Thousands of crabs are gathering off the coast of Panama, an event which is resembling an alien invasion, according to researchers. This occurrence is a surprise to researchers who have studied the animals.
Red crabs are massing on the Hannibal Bank Seamount, located in the waters near Panama. The animals are gathering in oxygen-poor water just above the seafloor, around 1,200 feet beneath the surface of the water.
Woods Hole Oceanographic Institution (WHOI) researchers studying biodiversity captured stunning video of the event.
Researchers aboard the Deep Rover 2 submersible, taking part in the last dive of a month-long investigation, recorded the unexpected encounter in April 2015. The team noticed the water was becoming murkier as they dove to greater depths.
"There was this turbid layer, and you couldn't see a thing beyond it. We just saw this cloud but had no idea what was causing it. As we slowly moved down to the bottom of the seafloor, all of the sudden we saw these things. At first, we thought they were biogenic rocks or structures. Once we saw them moving--swarming like insects--we couldn't believe it," Jesus Pineda, a biologist at WHOI, said.
Pleuroncodes planipes, also known as tuna crabs, are often found in waters off Baja California and the Gulf of California. They are not normally found as far south as Panama, and finding a large gathering of the creatures was especially surprising to investigators. This event marks the furthest south the animals have ever been seen.
The tuna crab, which are a favorite food of the large fish for which they are named, may have moved to the low-oxygen water as a means to avoid predators, which also includes marine mammals. Seamounts like the site of the gathering are under water mountainous regions, rich with a wide variety of life forms. The study which found the underwater meeting of crabs was aimed at discovering why the Hannibal Seamount is able to sustain such a wide range of plants and animals.
A large group of red crabs washed onto the beaches of southern California just months after the unusual gathering near Panama was recorded.

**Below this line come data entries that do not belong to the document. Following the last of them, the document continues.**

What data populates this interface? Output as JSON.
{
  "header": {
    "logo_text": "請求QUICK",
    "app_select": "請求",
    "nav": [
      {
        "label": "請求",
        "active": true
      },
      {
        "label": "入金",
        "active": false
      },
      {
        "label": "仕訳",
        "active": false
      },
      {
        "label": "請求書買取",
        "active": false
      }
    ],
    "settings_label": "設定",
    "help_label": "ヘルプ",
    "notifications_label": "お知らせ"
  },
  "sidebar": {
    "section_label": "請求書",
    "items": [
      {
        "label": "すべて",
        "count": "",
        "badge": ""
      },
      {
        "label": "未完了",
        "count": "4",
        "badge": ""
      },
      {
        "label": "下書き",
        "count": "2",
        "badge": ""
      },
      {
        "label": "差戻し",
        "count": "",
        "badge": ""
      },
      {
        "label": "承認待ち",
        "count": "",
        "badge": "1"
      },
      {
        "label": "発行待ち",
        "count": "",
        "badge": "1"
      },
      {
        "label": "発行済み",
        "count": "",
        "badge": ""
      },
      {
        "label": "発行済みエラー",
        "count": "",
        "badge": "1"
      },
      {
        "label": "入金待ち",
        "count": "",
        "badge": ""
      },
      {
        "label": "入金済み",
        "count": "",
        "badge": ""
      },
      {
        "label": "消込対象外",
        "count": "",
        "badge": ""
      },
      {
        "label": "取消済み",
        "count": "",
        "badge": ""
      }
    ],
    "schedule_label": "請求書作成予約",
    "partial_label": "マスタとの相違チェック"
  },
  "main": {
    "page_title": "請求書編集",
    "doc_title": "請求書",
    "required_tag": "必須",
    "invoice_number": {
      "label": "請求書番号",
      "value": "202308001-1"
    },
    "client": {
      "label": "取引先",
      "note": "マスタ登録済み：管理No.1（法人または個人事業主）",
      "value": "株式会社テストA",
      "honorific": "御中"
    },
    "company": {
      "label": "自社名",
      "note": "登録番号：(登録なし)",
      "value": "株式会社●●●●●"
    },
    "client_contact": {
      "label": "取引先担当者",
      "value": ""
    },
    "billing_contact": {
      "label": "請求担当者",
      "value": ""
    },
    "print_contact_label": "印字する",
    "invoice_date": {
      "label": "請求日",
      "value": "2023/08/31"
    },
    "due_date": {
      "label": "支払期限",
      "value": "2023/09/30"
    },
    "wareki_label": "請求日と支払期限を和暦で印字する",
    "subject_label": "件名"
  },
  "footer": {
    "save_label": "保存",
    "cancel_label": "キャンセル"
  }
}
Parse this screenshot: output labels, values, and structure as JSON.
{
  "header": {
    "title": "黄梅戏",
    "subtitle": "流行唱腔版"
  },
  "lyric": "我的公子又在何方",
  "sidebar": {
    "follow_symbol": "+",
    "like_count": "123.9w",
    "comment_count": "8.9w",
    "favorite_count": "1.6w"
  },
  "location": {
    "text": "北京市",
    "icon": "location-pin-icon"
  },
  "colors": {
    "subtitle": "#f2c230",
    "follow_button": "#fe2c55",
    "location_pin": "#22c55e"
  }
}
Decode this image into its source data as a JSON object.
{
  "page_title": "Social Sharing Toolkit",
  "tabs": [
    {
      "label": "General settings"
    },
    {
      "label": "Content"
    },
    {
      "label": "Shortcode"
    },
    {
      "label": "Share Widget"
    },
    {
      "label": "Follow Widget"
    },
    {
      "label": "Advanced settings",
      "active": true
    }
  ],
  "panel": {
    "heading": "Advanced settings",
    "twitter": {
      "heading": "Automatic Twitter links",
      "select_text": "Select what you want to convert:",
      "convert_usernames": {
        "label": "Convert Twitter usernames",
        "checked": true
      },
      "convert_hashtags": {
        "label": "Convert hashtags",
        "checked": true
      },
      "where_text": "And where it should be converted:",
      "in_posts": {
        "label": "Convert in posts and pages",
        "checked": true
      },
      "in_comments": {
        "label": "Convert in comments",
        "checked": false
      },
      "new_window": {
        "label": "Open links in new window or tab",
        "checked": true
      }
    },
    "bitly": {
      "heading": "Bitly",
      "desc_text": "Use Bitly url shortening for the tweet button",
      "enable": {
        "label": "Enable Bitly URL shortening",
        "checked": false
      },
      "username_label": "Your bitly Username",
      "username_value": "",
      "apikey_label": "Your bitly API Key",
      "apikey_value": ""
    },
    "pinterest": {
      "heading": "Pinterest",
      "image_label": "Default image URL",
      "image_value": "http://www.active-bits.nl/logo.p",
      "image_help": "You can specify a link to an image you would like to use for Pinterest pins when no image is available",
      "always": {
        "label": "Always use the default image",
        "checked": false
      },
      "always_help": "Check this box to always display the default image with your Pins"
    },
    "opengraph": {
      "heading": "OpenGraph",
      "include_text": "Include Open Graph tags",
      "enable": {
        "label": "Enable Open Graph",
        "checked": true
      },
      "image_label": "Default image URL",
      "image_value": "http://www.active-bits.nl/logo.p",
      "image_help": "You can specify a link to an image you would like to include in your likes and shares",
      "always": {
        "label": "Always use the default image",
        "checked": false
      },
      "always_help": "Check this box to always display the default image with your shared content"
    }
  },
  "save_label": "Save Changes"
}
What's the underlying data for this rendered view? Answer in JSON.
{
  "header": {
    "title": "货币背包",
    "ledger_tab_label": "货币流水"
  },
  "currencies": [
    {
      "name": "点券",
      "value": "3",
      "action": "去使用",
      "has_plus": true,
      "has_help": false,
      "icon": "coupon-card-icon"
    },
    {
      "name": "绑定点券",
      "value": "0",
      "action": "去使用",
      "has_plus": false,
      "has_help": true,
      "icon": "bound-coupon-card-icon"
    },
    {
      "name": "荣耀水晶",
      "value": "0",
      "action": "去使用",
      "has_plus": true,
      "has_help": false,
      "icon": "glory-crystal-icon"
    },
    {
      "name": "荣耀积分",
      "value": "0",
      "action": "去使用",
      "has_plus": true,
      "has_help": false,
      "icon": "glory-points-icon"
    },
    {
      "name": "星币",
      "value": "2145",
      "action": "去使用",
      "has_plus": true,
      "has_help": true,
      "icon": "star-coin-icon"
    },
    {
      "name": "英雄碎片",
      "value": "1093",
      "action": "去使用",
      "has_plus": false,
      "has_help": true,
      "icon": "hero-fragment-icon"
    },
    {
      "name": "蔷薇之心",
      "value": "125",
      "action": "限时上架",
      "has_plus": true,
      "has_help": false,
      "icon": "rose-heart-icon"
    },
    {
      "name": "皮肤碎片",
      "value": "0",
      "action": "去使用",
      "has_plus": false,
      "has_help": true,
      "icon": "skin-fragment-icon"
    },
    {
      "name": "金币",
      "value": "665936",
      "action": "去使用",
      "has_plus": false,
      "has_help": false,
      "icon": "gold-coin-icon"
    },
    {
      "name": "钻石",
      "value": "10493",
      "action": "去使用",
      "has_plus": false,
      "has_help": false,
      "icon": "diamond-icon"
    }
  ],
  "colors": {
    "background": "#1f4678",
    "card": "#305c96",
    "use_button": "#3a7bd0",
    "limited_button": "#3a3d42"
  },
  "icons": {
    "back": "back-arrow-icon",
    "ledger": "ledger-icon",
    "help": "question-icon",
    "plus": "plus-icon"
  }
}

Biologists believe this event was driven by warming water, heated by El Nino.
Analysis of the unisual gathering of tuna crabs was presented in the journal PeerJ.